You don’t need to purchase FrameMaker 11 (or Technical Communication Suite 4) to play around with and test it.
Adobe came up with a really nice interface thanks to which you can use FM11 online to discover what it can do for you. You can also download the whole TCS4 if you like but since I was trying out on an old machine with a slow Internet connection, it would have taken me an hour to download the whole TCS4 suite. Instead I went with the “online” option and within 30 seconds I was up and running with FM11.
All you need is an Adobe account (free). Once you log in to Adobe.com with your Adobe account, you have three options:
- Test drive TCS4 online (no expiration date!)

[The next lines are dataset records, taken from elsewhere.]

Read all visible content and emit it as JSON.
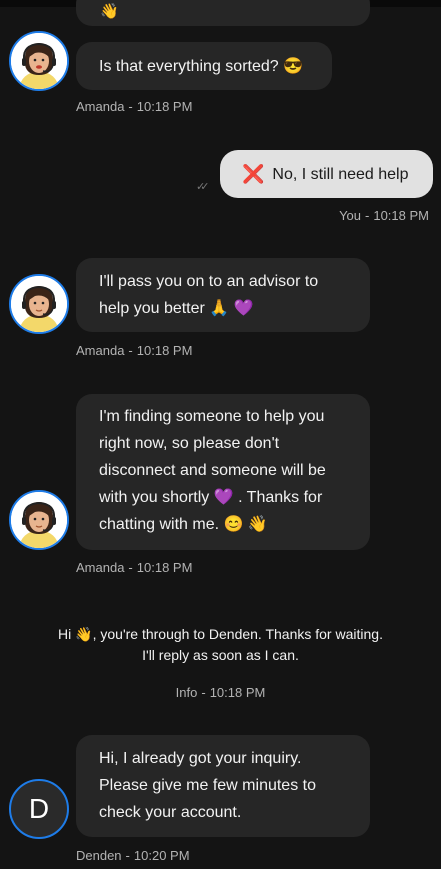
{
  "messages": [
    {
      "sender": "Amanda",
      "time": "10:18 PM",
      "lines": [
        "Is that everything sorted? 😎"
      ]
    },
    {
      "sender": "You",
      "time": "10:18 PM",
      "cross": "❌",
      "text": "No, I still need help"
    },
    {
      "sender": "Amanda",
      "time": "10:18 PM",
      "lines": [
        "I'll pass you on to an advisor to",
        "help you better 🙏 💜"
      ]
    },
    {
      "sender": "Amanda",
      "time": "10:18 PM",
      "lines": [
        "I'm finding someone to help you",
        "right now, so please don't",
        "disconnect and someone will be",
        "with you shortly 💜 . Thanks for",
        "chatting with me. 😊 👋"
      ]
    },
    {
      "sender": "Info",
      "time": "10:18 PM",
      "lines": [
        "Hi 👋, you're through to Denden. Thanks for waiting.",
        "I'll reply as soon as I can."
      ]
    },
    {
      "sender": "Denden",
      "time": "10:20 PM",
      "initial": "D",
      "lines": [
        "Hi, I already got your inquiry.",
        "Please give me few minutes to",
        "check your account."
      ]
    }
  ],
  "partial_emoji": "👋",
  "separator": "-",
  "icons": {
    "read_receipt": "double-check-icon",
    "avatar_agent": "agent-headset-avatar"
  },
  "colors": {
    "background": "#141414",
    "bubble": "#262626",
    "user_bubble": "#e1e1e1",
    "avatar_ring": "#1e7ce8",
    "meta": "#b3b3b3"
  }
}
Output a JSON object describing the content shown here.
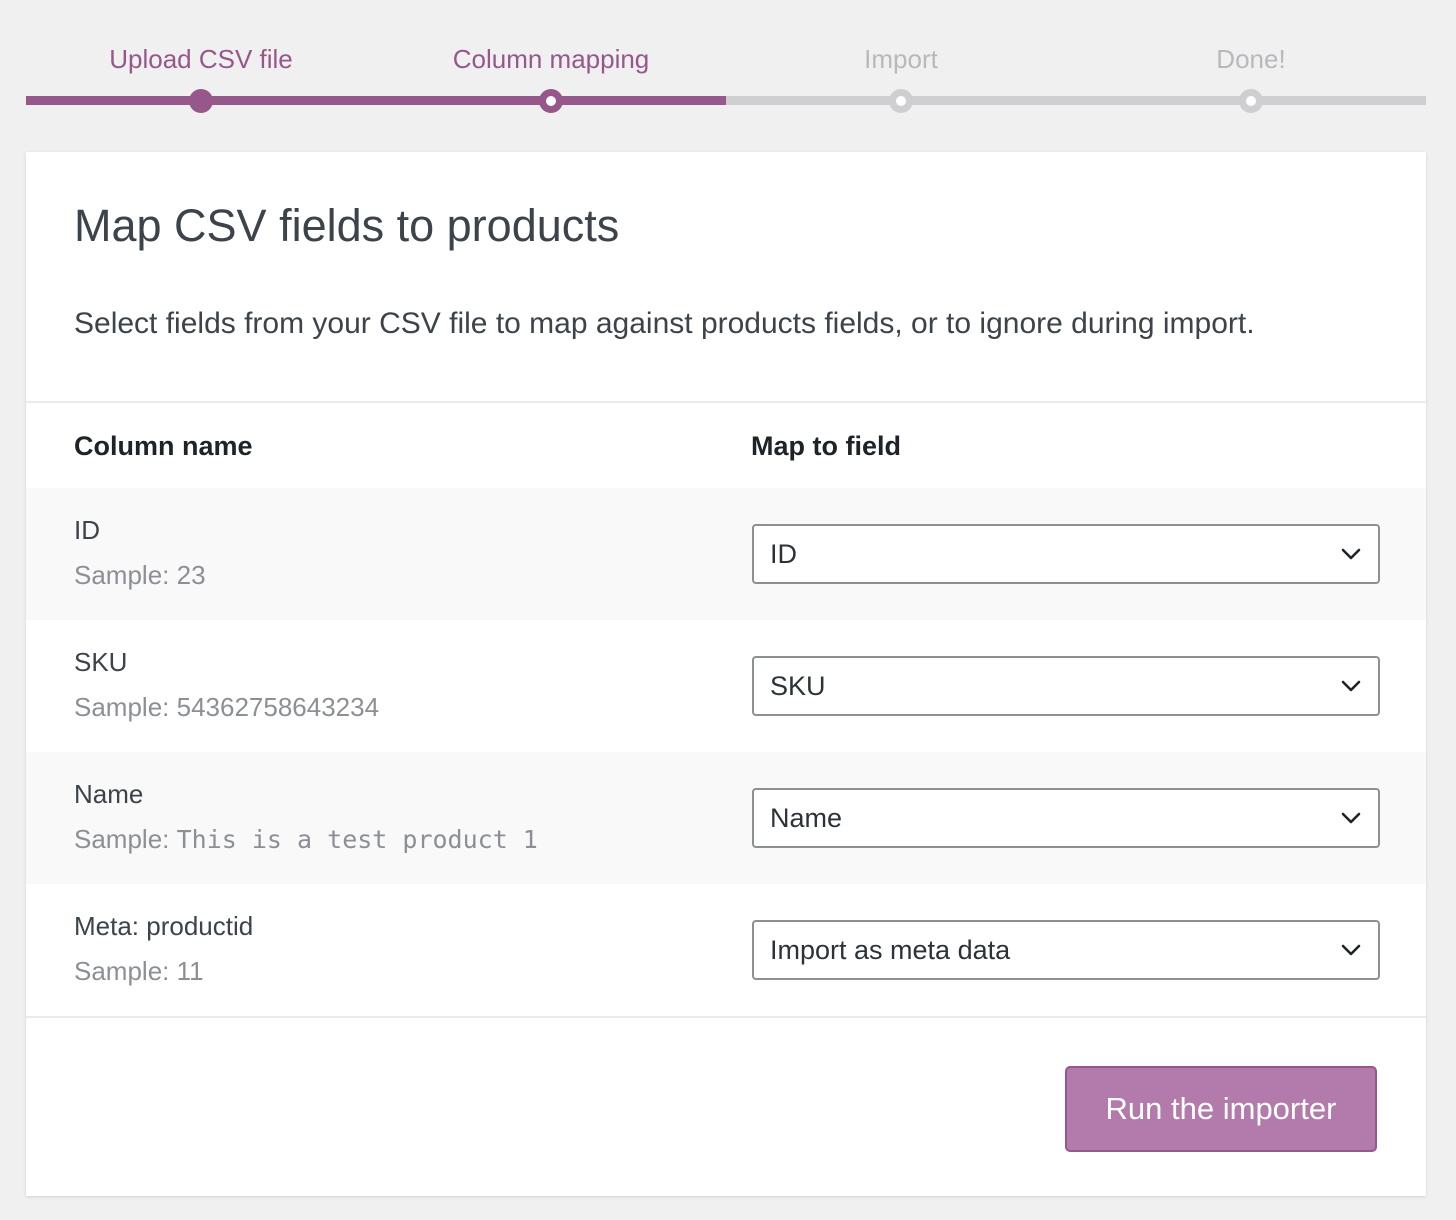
{
  "stepper": {
    "steps": [
      {
        "label": "Upload CSV file",
        "state": "done"
      },
      {
        "label": "Column mapping",
        "state": "active"
      },
      {
        "label": "Import",
        "state": "todo"
      },
      {
        "label": "Done!",
        "state": "todo"
      }
    ],
    "colors": {
      "accent": "#96588a",
      "inactive": "#cfcfd1",
      "inactive_text": "#b9b9bc"
    }
  },
  "card": {
    "title": "Map CSV fields to products",
    "description": "Select fields from your CSV file to map against products fields, or to ignore during import."
  },
  "table": {
    "headers": {
      "column_name": "Column name",
      "map_to_field": "Map to field"
    },
    "rows": [
      {
        "name": "ID",
        "sample_label": "Sample:",
        "sample_value": "23",
        "mapped_field": "ID"
      },
      {
        "name": "SKU",
        "sample_label": "Sample:",
        "sample_value": "54362758643234",
        "mapped_field": "SKU"
      },
      {
        "name": "Name",
        "sample_label": "Sample:",
        "sample_value": "This is a test product 1",
        "mapped_field": "Name"
      },
      {
        "name": "Meta: productid",
        "sample_label": "Sample:",
        "sample_value": "11",
        "mapped_field": "Import as meta data"
      }
    ]
  },
  "footer": {
    "run_button_label": "Run the importer",
    "button_color": "#b27bab"
  }
}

- Download a full version for 30 days only (if you can wait for an hour and have a fast Internet connection)
- Request a Free Trial DVD (the snail-mail alternative — oh soo 20th century!)
TCS4 presents the following test-drive options:
When you click the FM11 link, Adobe GUI displays the full FrameMaker test-driving screen inside your browser, which is your regular editing window. Nice.
The thing I loved about the test-drive environment right away is the ability to open MULTIPLE FM11 virtual instances and compare different documents and different desktop configurations without any actual load and stress on your local machine. Adobe allows you to do such comparisons all online, inside your browser:
To switch from one instance to another all you need to do is click its icon at the bottom of the screen.
It’s clear from get-go that FM11 means business for single-sourcing and “multi-screen HTML5 publishing” for which it upgraded its XML muscle. That all becomes apparent when you use FM11 in “structured view.” We will cover the new robust XML features in the days ahead.
However, even if you are using FM11 in the traditional “unstructured view”, it still has a few pleasant improvements some of which are more than just cosmetic. More about that in other related posts.